  5. To provide an opportunity for children of diverse ethnic and class backgrounds to create comfortable, empathic relationships with one another.
  6. To facilitate in children an understanding of their humanness and different ways they are human.
  7. To provide a relaxing, yet energizing “camp” atmosphere for the campers and their families.
  8. To provide opportunities for young children, teens and young adults to learn new ways to interact together that build and strengthen their families and communities in which they live through the practice of non-violent peaceful communication.

Jan 31

Nevada-Placer Brady Chapter Update

 1. Next Nevada-Placer Brady Chapter Meeting is Wednesday, June 24th, 7-8:30 pm, at the Auburn Public Library in Auburn (350 Nevada St, Auburn, CA 95603)

2. Newsworthy:
Op-Ed: California sets example for US, pioneers gun violence prevention
Supreme Court Justices Reject NRA Appeal Over San Francisco Gun Laws
Study Shows Effectiveness of Brady Background Checks

3. National ASK Day is June 21st
Asking if there is a gun in the home where your children or grandchildren visit and play saves lives.
Sign the Pledge to ASK Petition

Amanda Wilcox
Nevada-Placer Chapter
Brady Campaign to Prevent Gun Violence

The following meeting dates have been set for 2015. Mark your calendar and join us!
July 22 (Wed.) Nevada City
Oct. 28 (Wed.) Auburn
Dec. 9 (Wed.) Nevada City

All meetings start at 7 pm. Auburn meetings are at the Auburn Library (350 Nevada Street, Auburn).  Nevada City meetings are at the Nevada County Superintendent of Schools Office (112 Nevada City Hwy, Nevada City)

Jan 23

July 2nd Next AADC Meeting – Join us!
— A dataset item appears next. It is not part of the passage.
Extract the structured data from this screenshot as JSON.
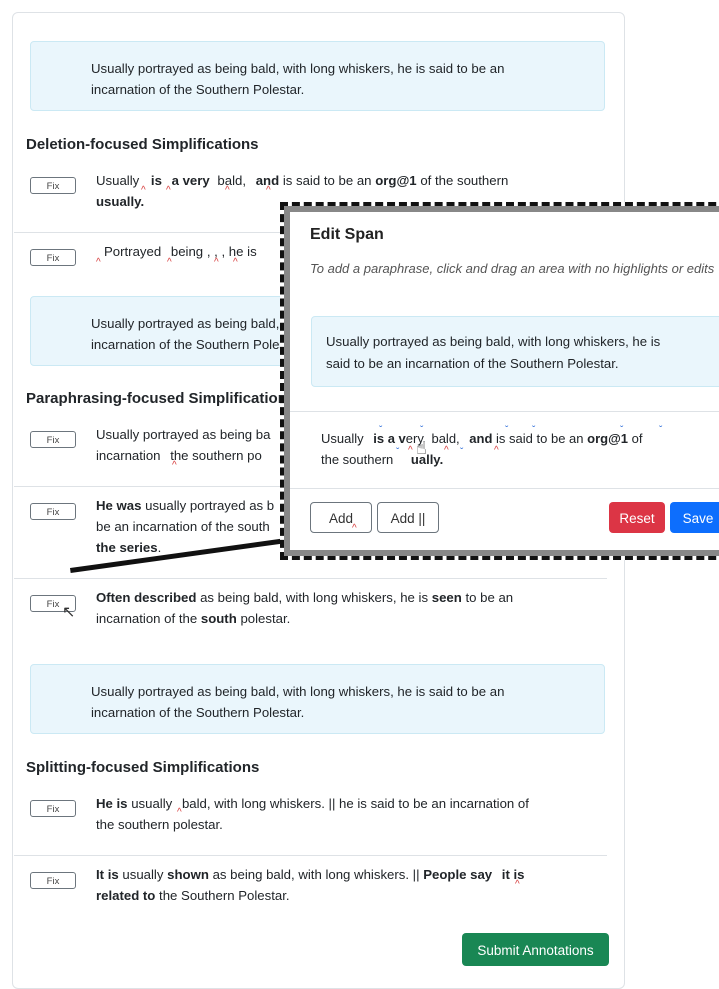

MindyRomeroUCDOur next meeting is Thursday, July 2nd at 7 pm, Placer County Library (Beecher Room), 350 Nevada Street, Auburn.

 Mindy Romero, Ph.D., Director of the California Civic Engagement Project (CCEP) will be our speaker at AADC’s Monthly meeting July 2nd. CCEP is a non-partisan civic engagement research and outreach initiative for the State of California. A key focus of CCEP data analysis is identifying disparities and opportunities in civic participation across place and population in the state. An AADC business meeting will follow Dr. Romero’s presentation.

Romero is a political sociologist and holds a Ph.D. in Sociology from UCD. Romero has been invited to speak about civic engagement and political rights in numerous venues, and has recently provided testimony to the National Commission on Voting Rights and the California Legislature. Her research has been cited in numerous major news outlets, including the Washington Post, LA Times, SF Chronicle, Politico and the Huffington Post. A native of California’s Central Valley, Romero currently serves as President of the Board of Mutual Housing California and is a member of the Social Service Commission for the City of Davis.